• ASSIGNMENT:
When a line in the material contains the word "this", copy it.

• SOURCE RECORDS:
════════════════════

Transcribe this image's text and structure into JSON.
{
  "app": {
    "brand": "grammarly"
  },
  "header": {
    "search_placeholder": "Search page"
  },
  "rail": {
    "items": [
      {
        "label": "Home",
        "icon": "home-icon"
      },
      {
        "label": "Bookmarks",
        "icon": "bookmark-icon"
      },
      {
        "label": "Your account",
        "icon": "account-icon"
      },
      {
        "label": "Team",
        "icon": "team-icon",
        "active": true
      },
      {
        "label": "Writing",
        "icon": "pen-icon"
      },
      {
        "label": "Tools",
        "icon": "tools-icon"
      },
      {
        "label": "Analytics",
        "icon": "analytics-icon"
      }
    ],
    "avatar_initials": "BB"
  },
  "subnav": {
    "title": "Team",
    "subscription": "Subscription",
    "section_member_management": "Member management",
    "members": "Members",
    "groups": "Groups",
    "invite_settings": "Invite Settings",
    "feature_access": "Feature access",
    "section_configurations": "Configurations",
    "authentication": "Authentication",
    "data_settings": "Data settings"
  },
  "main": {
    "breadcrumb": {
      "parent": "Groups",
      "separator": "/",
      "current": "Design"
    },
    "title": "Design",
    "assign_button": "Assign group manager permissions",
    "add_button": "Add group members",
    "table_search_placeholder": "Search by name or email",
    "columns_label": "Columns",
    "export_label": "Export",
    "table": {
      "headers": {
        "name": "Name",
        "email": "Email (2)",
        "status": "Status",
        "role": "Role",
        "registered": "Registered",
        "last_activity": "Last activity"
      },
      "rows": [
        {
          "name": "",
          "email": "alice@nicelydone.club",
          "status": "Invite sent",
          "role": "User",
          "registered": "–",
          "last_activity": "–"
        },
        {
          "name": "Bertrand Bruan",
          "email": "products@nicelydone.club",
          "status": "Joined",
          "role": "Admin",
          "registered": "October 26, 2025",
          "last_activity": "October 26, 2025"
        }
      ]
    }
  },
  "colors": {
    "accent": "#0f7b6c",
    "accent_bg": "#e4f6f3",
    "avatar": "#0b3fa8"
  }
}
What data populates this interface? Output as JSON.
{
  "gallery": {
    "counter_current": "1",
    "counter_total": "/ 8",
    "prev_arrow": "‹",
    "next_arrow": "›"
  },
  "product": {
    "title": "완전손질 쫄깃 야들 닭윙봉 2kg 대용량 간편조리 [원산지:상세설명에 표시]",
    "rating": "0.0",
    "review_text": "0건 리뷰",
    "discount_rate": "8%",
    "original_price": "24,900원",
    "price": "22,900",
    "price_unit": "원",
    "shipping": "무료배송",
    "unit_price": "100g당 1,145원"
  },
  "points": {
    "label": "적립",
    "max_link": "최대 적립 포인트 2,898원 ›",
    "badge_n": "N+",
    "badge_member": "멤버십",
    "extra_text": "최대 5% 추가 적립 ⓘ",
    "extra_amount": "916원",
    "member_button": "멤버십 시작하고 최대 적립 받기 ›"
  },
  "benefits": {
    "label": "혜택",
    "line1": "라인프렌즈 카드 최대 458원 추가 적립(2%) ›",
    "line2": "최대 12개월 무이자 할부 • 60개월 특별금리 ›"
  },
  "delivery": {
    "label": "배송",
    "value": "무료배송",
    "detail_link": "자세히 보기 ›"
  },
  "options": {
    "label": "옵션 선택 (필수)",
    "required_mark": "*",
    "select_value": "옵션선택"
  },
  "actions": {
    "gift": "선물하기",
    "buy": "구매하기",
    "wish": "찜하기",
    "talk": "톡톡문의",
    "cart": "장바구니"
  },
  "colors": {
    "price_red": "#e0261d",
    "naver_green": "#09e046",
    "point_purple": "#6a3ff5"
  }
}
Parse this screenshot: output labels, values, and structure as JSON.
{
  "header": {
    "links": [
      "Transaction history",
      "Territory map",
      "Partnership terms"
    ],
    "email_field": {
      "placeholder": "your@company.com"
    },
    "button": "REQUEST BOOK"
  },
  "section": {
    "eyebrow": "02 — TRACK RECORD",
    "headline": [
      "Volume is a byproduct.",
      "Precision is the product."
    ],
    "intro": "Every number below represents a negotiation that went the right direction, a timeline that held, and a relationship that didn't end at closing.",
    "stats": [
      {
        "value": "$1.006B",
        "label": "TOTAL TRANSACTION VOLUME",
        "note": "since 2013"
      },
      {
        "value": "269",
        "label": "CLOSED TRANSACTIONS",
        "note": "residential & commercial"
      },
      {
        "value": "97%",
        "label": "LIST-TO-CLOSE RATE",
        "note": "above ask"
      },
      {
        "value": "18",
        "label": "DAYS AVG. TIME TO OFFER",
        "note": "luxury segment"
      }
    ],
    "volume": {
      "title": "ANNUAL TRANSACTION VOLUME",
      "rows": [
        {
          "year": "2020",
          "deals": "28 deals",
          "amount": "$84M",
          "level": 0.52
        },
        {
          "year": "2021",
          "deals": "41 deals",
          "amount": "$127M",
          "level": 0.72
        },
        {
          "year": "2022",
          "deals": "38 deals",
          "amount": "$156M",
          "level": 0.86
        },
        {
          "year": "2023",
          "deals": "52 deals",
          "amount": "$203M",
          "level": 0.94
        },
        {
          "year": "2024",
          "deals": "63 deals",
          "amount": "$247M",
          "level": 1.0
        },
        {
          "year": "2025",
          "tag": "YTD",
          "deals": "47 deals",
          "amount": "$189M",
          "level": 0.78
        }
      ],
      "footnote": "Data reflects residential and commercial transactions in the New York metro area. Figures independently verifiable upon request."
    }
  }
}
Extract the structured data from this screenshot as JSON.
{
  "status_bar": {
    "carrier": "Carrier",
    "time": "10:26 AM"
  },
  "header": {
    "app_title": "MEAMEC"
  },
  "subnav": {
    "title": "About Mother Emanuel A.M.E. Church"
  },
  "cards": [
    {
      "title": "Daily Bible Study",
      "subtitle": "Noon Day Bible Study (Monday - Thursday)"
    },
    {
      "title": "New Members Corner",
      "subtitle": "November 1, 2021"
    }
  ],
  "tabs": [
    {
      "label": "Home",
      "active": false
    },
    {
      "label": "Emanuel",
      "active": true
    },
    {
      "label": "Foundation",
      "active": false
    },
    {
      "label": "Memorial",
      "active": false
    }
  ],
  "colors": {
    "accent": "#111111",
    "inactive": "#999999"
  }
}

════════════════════

• OUTPUT:
Transcribe this image's text and structure into JSON.
What data populates this interface? Output as JSON.
Parse this screenshot: output labels, values, and structure as JSON.
Extract the structured data from this screenshot as JSON.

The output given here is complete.